Trapped behind the plate-glass windows of the bar and cut off from the world, the surviving patrons manage to figure out the what and the why of their situation. Disparity and distrust becomes unity becomes watching out for number one, the differing attitudes coming in waves driven by the different development arising…
While blackly funny, The Bar never loses sight of its thriller aspects nor of its exploration of human nature under enormous stress. Certain plot aspects do not survive strong scrutiny — the quickness with which a central Madrid neighborhood is emptied for one, for example, not to mention the total lack of social-media rubberneckers that such an event would engender in real life — but the speed and suspense and tension of the narrative make it close to impossible to notice, much less dwell, on such flaws. Even the red herring of the rucksack of the character of Nacho (Mario Casas of the unpleasant but intriguing thriller The Occupant [2020 / trailer] & de la Iglesia's Witching Bitching [2013 / trailer]) and his almost slapstick attempt to hide it escalates so quickly that one [almost] forgets to ask "Why?" in regards to his actions.
Arguably, the last 15 minutes of The Bar do swerve a bit too much into the realm of the bodycounter, with the most predictable choice of all the survivors becoming an almost typically unstoppable killing machine.
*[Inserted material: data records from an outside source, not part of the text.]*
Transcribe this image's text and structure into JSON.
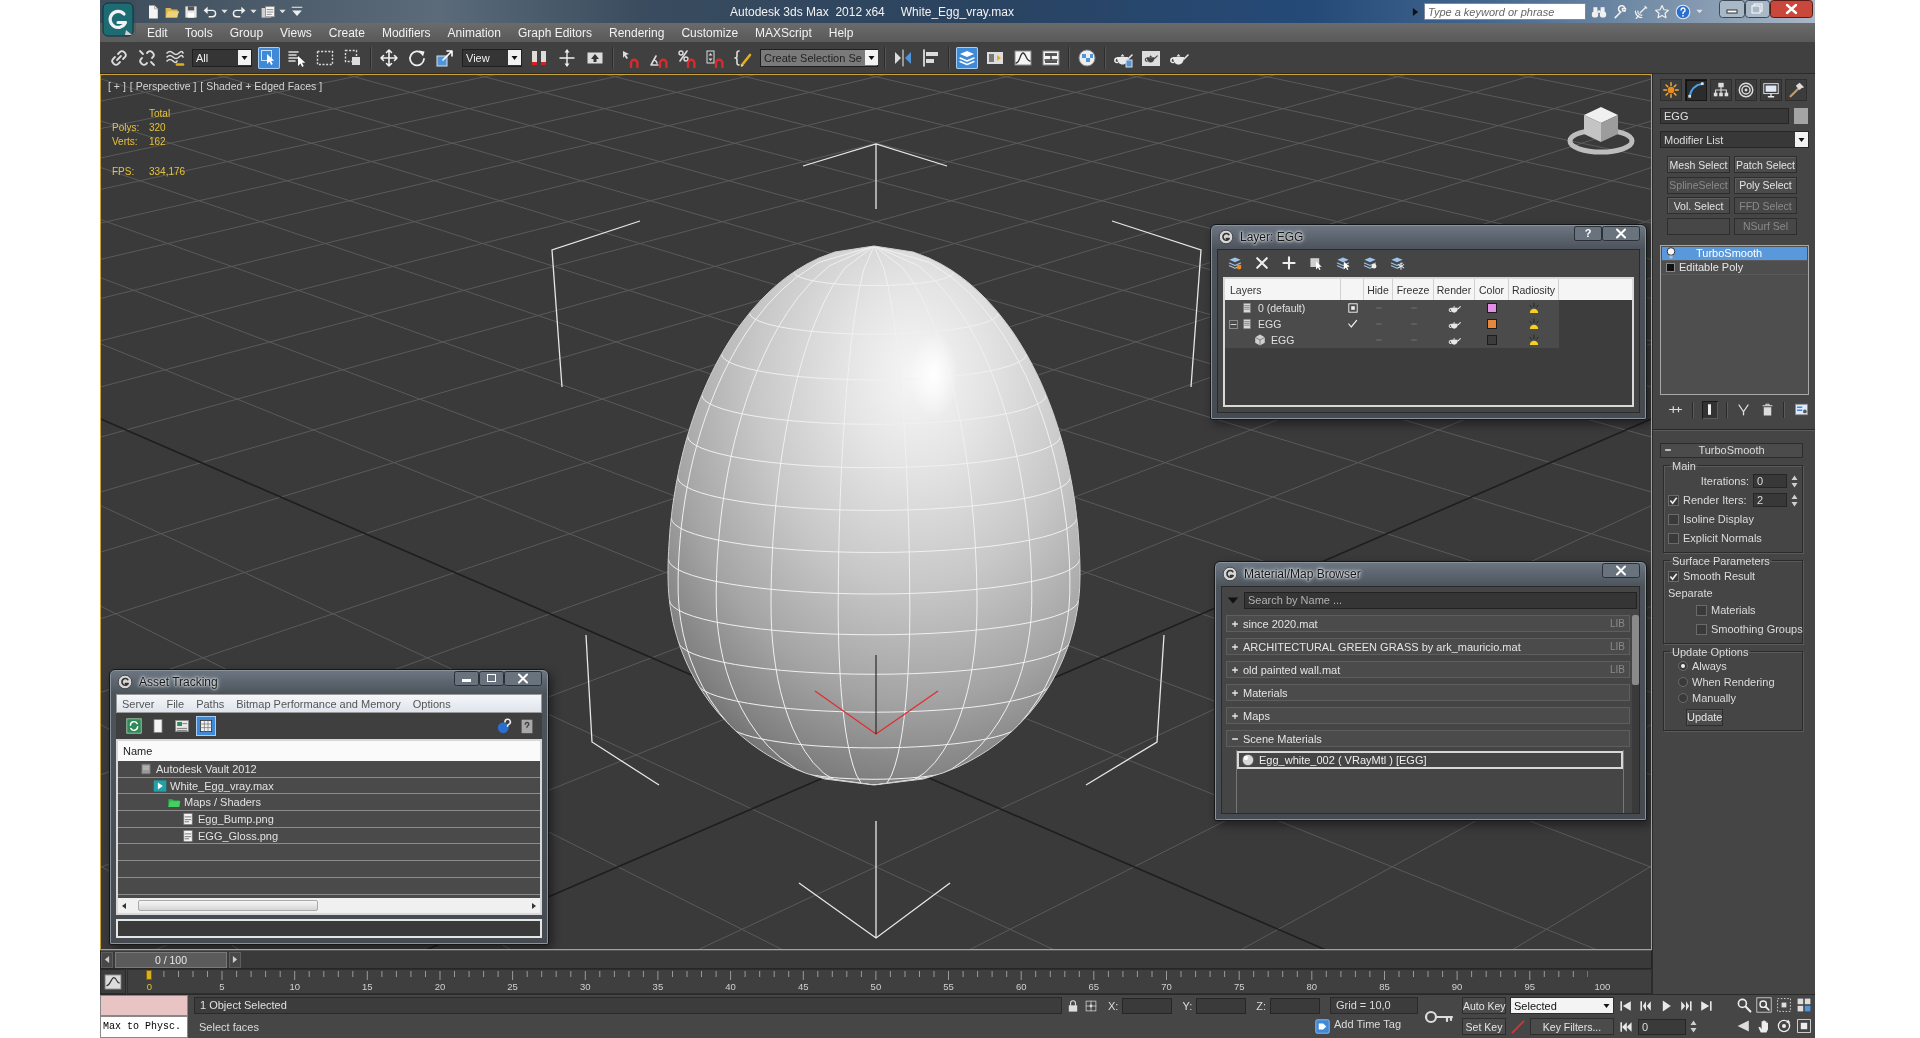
{
  "title_bar": {
    "app_title": "Autodesk 3ds Max  2012 x64",
    "file_name": "White_Egg_vray.max",
    "search": {
      "placeholder": "Type a keyword or phrase"
    }
  },
  "menu": [
    "Edit",
    "Tools",
    "Group",
    "Views",
    "Create",
    "Modifiers",
    "Animation",
    "Graph Editors",
    "Rendering",
    "Customize",
    "MAXScript",
    "Help"
  ],
  "toolbar": {
    "dropdowns": [
      "All",
      "View",
      "Create Selection Se"
    ],
    "buttons": [
      {
        "selected": false
      },
      {
        "selected": false
      },
      {
        "selected": false
      },
      {
        "selected": true
      },
      {
        "selected": false
      },
      {
        "selected": false
      },
      {
        "selected": false
      },
      {
        "selected": false
      },
      {
        "selected": false
      },
      {
        "selected": false
      },
      {
        "selected": false
      },
      {
        "selected": false
      },
      {
        "selected": false
      },
      {
        "selected": false
      },
      {
        "selected": false
      },
      {
        "selected": false
      },
      {
        "selected": false
      },
      {
        "selected": false
      },
      {
        "selected": false
      },
      {
        "selected": false
      },
      {
        "selected": true
      },
      {
        "selected": false
      },
      {
        "selected": false
      },
      {
        "selected": false
      },
      {
        "selected": false
      },
      {
        "selected": false
      },
      {
        "selected": false
      },
      {
        "selected": false
      }
    ]
  },
  "viewport": {
    "labels": [
      "[ + ]",
      "[ Perspective ]",
      "[ Shaded + Edged Faces ]"
    ],
    "stats": {
      "header": "Total",
      "rows": [
        {
          "label": "Polys:",
          "value": "320"
        },
        {
          "label": "Verts:",
          "value": "162"
        }
      ],
      "fps": {
        "label": "FPS:",
        "value": "334,176"
      }
    }
  },
  "layer_dialog": {
    "title": "Layer: EGG",
    "help_button": "?",
    "columns": [
      "Layers",
      "Hide",
      "Freeze",
      "Render",
      "Color",
      "Radiosity"
    ],
    "layers": [
      {
        "name": "0 (default)",
        "kind": "layer",
        "current": false,
        "color": "#e68ee6"
      },
      {
        "name": "EGG",
        "kind": "layer",
        "current": true,
        "expanded": true,
        "color": "#e5883e",
        "children": [
          {
            "name": "EGG",
            "kind": "object",
            "color": "#3c3c3c"
          }
        ]
      }
    ]
  },
  "material_browser": {
    "title": "Material/Map Browser",
    "search": {
      "placeholder": "Search by Name ..."
    },
    "groups": [
      {
        "label": "since 2020.mat",
        "expanded": false,
        "tag": "LIB"
      },
      {
        "label": "ARCHITECTURAL GREEN GRASS by ark_mauricio.mat",
        "expanded": false,
        "tag": "LIB"
      },
      {
        "label": "old painted wall.mat",
        "expanded": false,
        "tag": "LIB"
      },
      {
        "label": "Materials",
        "expanded": false
      },
      {
        "label": "Maps",
        "expanded": false
      },
      {
        "label": "Scene Materials",
        "expanded": true,
        "items": [
          {
            "label": "Egg_white_002 ( VRayMtl ) [EGG]",
            "selected": true
          }
        ]
      }
    ]
  },
  "asset_tracking": {
    "title": "Asset Tracking",
    "menu": [
      "Server",
      "File",
      "Paths",
      "Bitmap Performance and Memory",
      "Options"
    ],
    "tools": [
      {
        "selected": false
      },
      {
        "selected": false
      },
      {
        "selected": false
      },
      {
        "selected": true
      }
    ],
    "column": "Name",
    "tree": [
      {
        "label": "Autodesk Vault 2012",
        "kind": "vault",
        "children": [
          {
            "label": "White_Egg_vray.max",
            "kind": "scene",
            "children": [
              {
                "label": "Maps / Shaders",
                "kind": "folder",
                "children": [
                  {
                    "label": "Egg_Bump.png",
                    "kind": "bitmap"
                  },
                  {
                    "label": "EGG_Gloss.png",
                    "kind": "bitmap"
                  }
                ]
              }
            ]
          }
        ]
      }
    ]
  },
  "command_panel": {
    "tabs": [
      {
        "selected": false
      },
      {
        "selected": true
      },
      {
        "selected": false
      },
      {
        "selected": false
      },
      {
        "selected": false
      },
      {
        "selected": false
      }
    ],
    "object_name": "EGG",
    "modifier_list": "Modifier List",
    "modifier_buttons": [
      {
        "label": "Mesh Select",
        "disabled": false
      },
      {
        "label": "Patch Select",
        "disabled": false
      },
      {
        "label": "SplineSelect",
        "disabled": true
      },
      {
        "label": "Poly Select",
        "disabled": false
      },
      {
        "label": "Vol. Select",
        "disabled": false
      },
      {
        "label": "FFD Select",
        "disabled": true
      },
      {
        "disabled": true
      },
      {
        "label": "NSurf Sel",
        "disabled": true
      }
    ],
    "stack": [
      {
        "label": "TurboSmooth",
        "kind": "modifier",
        "selected": true
      },
      {
        "label": "Editable Poly",
        "kind": "base",
        "selected": false
      }
    ],
    "stack_tools": [
      {
        "selected": false
      },
      {
        "selected": true
      },
      {
        "selected": false
      },
      {
        "selected": false
      },
      {
        "selected": false
      }
    ],
    "rollout": {
      "title": "TurboSmooth",
      "expanded": true,
      "main": {
        "title": "Main",
        "iterations": {
          "label": "Iterations:",
          "value": "0"
        },
        "render_iters": {
          "label": "Render Iters:",
          "checked": true,
          "value": "2"
        },
        "options": [
          {
            "label": "Isoline Display",
            "checked": false
          },
          {
            "label": "Explicit Normals",
            "checked": false
          }
        ]
      },
      "surface": {
        "title": "Surface Parameters",
        "smooth_result": {
          "label": "Smooth Result",
          "checked": true
        },
        "separate": "Separate",
        "options": [
          {
            "label": "Materials",
            "checked": false
          },
          {
            "label": "Smoothing Groups",
            "checked": false
          }
        ]
      },
      "update": {
        "title": "Update Options",
        "modes": [
          {
            "label": "Always",
            "selected": true
          },
          {
            "label": "When Rendering",
            "selected": false
          },
          {
            "label": "Manually",
            "selected": false
          }
        ],
        "button": "Update"
      }
    }
  },
  "time_slider": {
    "frame": "0 / 100"
  },
  "track_bar": {
    "labels": [
      {
        "label": "0",
        "current": true
      },
      {
        "label": "5",
        "current": false
      },
      {
        "label": "10",
        "current": false
      },
      {
        "label": "15",
        "current": false
      },
      {
        "label": "20",
        "current": false
      },
      {
        "label": "25",
        "current": false
      },
      {
        "label": "30",
        "current": false
      },
      {
        "label": "35",
        "current": false
      },
      {
        "label": "40",
        "current": false
      },
      {
        "label": "45",
        "current": false
      },
      {
        "label": "50",
        "current": false
      },
      {
        "label": "55",
        "current": false
      },
      {
        "label": "60",
        "current": false
      },
      {
        "label": "65",
        "current": false
      },
      {
        "label": "70",
        "current": false
      },
      {
        "label": "75",
        "current": false
      },
      {
        "label": "80",
        "current": false
      },
      {
        "label": "85",
        "current": false
      },
      {
        "label": "90",
        "current": false
      },
      {
        "label": "95",
        "current": false
      },
      {
        "label": "100",
        "current": false
      }
    ]
  },
  "status_bar": {
    "listener": "Max to Physc.",
    "selection_info": "1 Object Selected",
    "prompt": "Select faces",
    "coords": [
      "X:",
      "Y:",
      "Z:"
    ],
    "grid": "Grid = 10,0",
    "time_tag": "Add Time Tag",
    "auto_key": "Auto Key",
    "key_set": "Selected",
    "set_key": "Set Key",
    "key_filters": "Key Filters...",
    "frame": "0"
  }
}
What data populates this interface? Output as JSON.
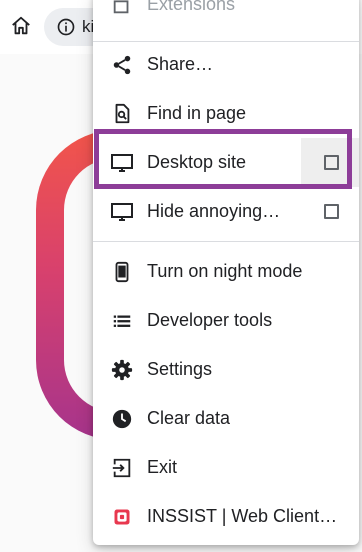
{
  "address_bar": {
    "url_fragment": "ki"
  },
  "menu": {
    "items": [
      {
        "label": "Extensions",
        "icon": "extension-icon"
      },
      {
        "label": "Share…",
        "icon": "share-icon"
      },
      {
        "label": "Find in page",
        "icon": "find-in-page-icon"
      },
      {
        "label": "Desktop site",
        "icon": "desktop-icon",
        "checked": false
      },
      {
        "label": "Hide annoying…",
        "icon": "desktop-icon",
        "checked": false
      },
      {
        "label": "Turn on night mode",
        "icon": "phone-icon"
      },
      {
        "label": "Developer tools",
        "icon": "list-icon"
      },
      {
        "label": "Settings",
        "icon": "gear-icon"
      },
      {
        "label": "Clear data",
        "icon": "clock-icon"
      },
      {
        "label": "Exit",
        "icon": "exit-icon"
      },
      {
        "label": "INSSIST | Web Client…",
        "icon": "inssist-icon"
      }
    ]
  },
  "colors": {
    "highlight": "#8d3d98",
    "logo_gradient_top": "#f2554a",
    "logo_gradient_bottom": "#a6348c",
    "inssist_icon": "#e8384f"
  }
}
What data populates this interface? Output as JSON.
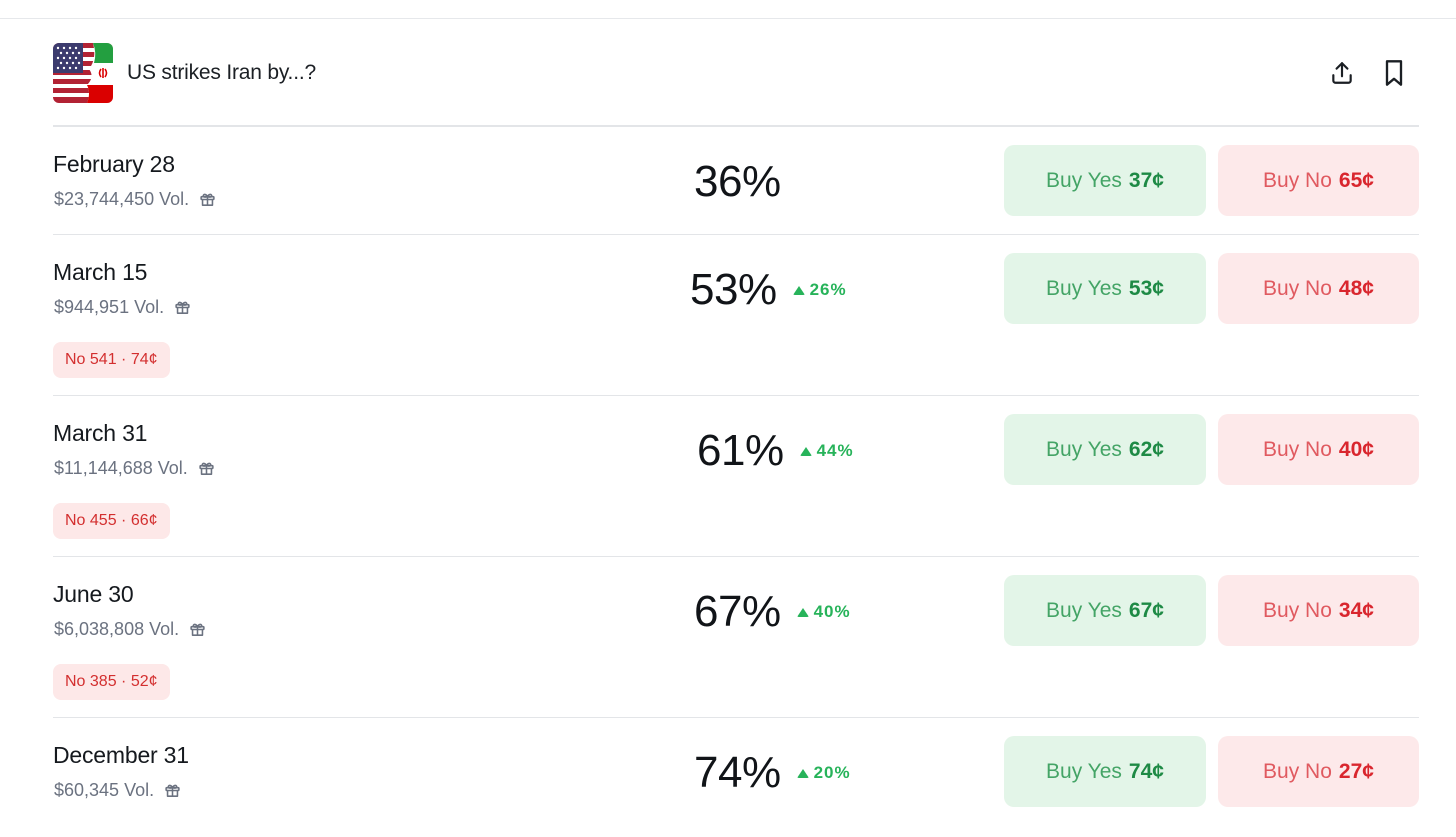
{
  "market": {
    "title": "US strikes Iran by...?",
    "flag_icon": "us-iran-flag-icon"
  },
  "header_actions": [
    {
      "name": "share-icon"
    },
    {
      "name": "bookmark-icon"
    }
  ],
  "colors": {
    "yes_bg": "#e3f5e8",
    "yes_text": "#1e8a45",
    "no_bg": "#fde9ea",
    "no_text": "#d9262e",
    "change_up": "#27b35a"
  },
  "outcomes": [
    {
      "date": "February 28",
      "volume": "$23,744,450 Vol.",
      "probability": "36%",
      "change": "",
      "yes_label": "Buy Yes",
      "yes_price": "37¢",
      "no_label": "Buy No",
      "no_price": "65¢",
      "position": ""
    },
    {
      "date": "March 15",
      "volume": "$944,951 Vol.",
      "probability": "53%",
      "change": "26%",
      "yes_label": "Buy Yes",
      "yes_price": "53¢",
      "no_label": "Buy No",
      "no_price": "48¢",
      "position": "No 541 · 74¢"
    },
    {
      "date": "March 31",
      "volume": "$11,144,688 Vol.",
      "probability": "61%",
      "change": "44%",
      "yes_label": "Buy Yes",
      "yes_price": "62¢",
      "no_label": "Buy No",
      "no_price": "40¢",
      "position": "No 455 · 66¢"
    },
    {
      "date": "June 30",
      "volume": "$6,038,808 Vol.",
      "probability": "67%",
      "change": "40%",
      "yes_label": "Buy Yes",
      "yes_price": "67¢",
      "no_label": "Buy No",
      "no_price": "34¢",
      "position": "No 385 · 52¢"
    },
    {
      "date": "December 31",
      "volume": "$60,345 Vol.",
      "probability": "74%",
      "change": "20%",
      "yes_label": "Buy Yes",
      "yes_price": "74¢",
      "no_label": "Buy No",
      "no_price": "27¢",
      "position": ""
    }
  ]
}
That aspect, however, also enables to the movie to ratchet the tension even as it returns to its exploration of personal growth and sacrifice. Likewise, the final street scenes could also have been shortened, for although a point is made (the disinterest of urban society and, in turn, how readily the masses overlook/ignore the abnormal in a modern urban setting), by extending the event throughout most of the credit sequence it ends up becoming an example of the male objectification of women instead of the social criticism de la Iglesia wants to pretend he's presenting. (Anyone else out there catch the obvious visual reference to certain photos of one of the greatest objectifiers of all time, Helmut Newton?) That said, any hetero male would probably agree that Blanca Suárez is a woman well worth objectifying, and she does look hot even in filthy skimpies. (Mario Casas's hipster Karl Marx beard, on the other hand, stops him from being sexy even when he's in his tighty-whities.) Lastly, The Bar also totally ignores (but then it is a movie and not a TV series) the fact that, in the end, in all likelihood no virus was contained, for the bodies of two possibly infected people remain in a place that would be ideal for its quick spread.
Whatever easily overlooked flaws are found in The Bar, none in any way hamper the effectiveness of the film as a suspense movie or black comedy. The tightness of de la Iglesia direction, the sincerity of the actors, and the speed and twists and humor of the narrative make sure that one is too engrossed by the events at hand to dwell upon any creative glitches. The Bar is well worth watching, and is definitely a satisfying filmic experience. And Spanish filmmaker Álex de la Iglesia really deserves greater international recognition.